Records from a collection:
☆ ☆ ☆ ☆ ☆ ☆ ☆

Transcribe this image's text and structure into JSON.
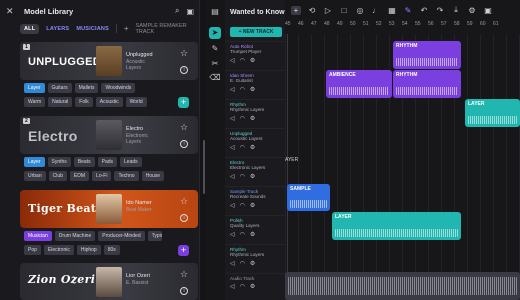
{
  "library": {
    "title": "Model Library",
    "tabs": [
      "ALL",
      "LAYERS",
      "MUSICIANS"
    ],
    "remaker_label": "SAMPLE REMAKER TRACK",
    "cards": [
      {
        "num": "1",
        "logo": "UNPLUGGED",
        "name": "Unplugged",
        "sub1": "Acoustic",
        "sub2": "Layers",
        "row1": [
          "Layer",
          "Guitars",
          "Mallets",
          "Woodwinds"
        ],
        "row2": [
          "Warm",
          "Natural",
          "Folk",
          "Acoustic",
          "World"
        ],
        "accent": "#21b7b0"
      },
      {
        "num": "2",
        "logo": "Electro",
        "name": "Electro",
        "sub1": "Electronic",
        "sub2": "Layers",
        "row1": [
          "Layer",
          "Synths",
          "Beats",
          "Pads",
          "Leads"
        ],
        "row2": [
          "Urban",
          "Club",
          "EDM",
          "Lo-Fi",
          "Techno",
          "House"
        ],
        "accent": "#21b7b0"
      },
      {
        "num": "",
        "logo": "Tiger Beats",
        "name": "Ido Namer",
        "sub1": "Beat Maker",
        "sub2": "",
        "row1": [
          "Musician",
          "Drum Machine",
          "Producer-Minded",
          "Typical"
        ],
        "row2": [
          "Pop",
          "Electronic",
          "Hiphop",
          "80s"
        ],
        "accent": "#7b3fe0"
      },
      {
        "num": "",
        "logo": "Zion Ozeri",
        "name": "Lior Ozeri",
        "sub1": "E. Bassist",
        "sub2": "",
        "row1": [],
        "row2": [],
        "accent": "#7b3fe0"
      }
    ]
  },
  "project": {
    "title": "Wanted to Know",
    "new_track": "NEW TRACK",
    "ruler": [
      "45",
      "46",
      "47",
      "48",
      "49",
      "50",
      "51",
      "52",
      "53",
      "54",
      "55",
      "56",
      "57",
      "58",
      "59",
      "60",
      "61"
    ],
    "tracks": [
      {
        "name": "Auto Robot",
        "sub": "Trumpet Player"
      },
      {
        "name": "Idan Shrem",
        "sub": "E. Guitarist"
      },
      {
        "name": "Rhythm",
        "sub": "Rhythmic Layers"
      },
      {
        "name": "Unplugged",
        "sub": "Acoustic Layers"
      },
      {
        "name": "Electro",
        "sub": "Electronic Layers"
      },
      {
        "name": "Sample Track",
        "sub": "Recreate Sounds"
      },
      {
        "name": "Polish",
        "sub": "Quality Layers"
      },
      {
        "name": "Rhythm",
        "sub": "Rhythmic Layers"
      },
      {
        "name": "Audio Track",
        "sub": ""
      }
    ],
    "clips": [
      {
        "label": "RHYTHM",
        "color": "#7b3fe0"
      },
      {
        "label": "AMBIENCE",
        "color": "#7b3fe0"
      },
      {
        "label": "RHYTHM",
        "color": "#7b3fe0"
      },
      {
        "label": "LAYER",
        "color": "#21b7b0"
      },
      {
        "label": "SAMPLE",
        "color": "#2f6de0"
      },
      {
        "label": "LAYER",
        "color": "#21b7b0"
      }
    ],
    "marker_label": "AYER"
  }
}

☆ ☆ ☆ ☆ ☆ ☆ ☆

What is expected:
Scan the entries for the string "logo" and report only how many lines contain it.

Solution:
4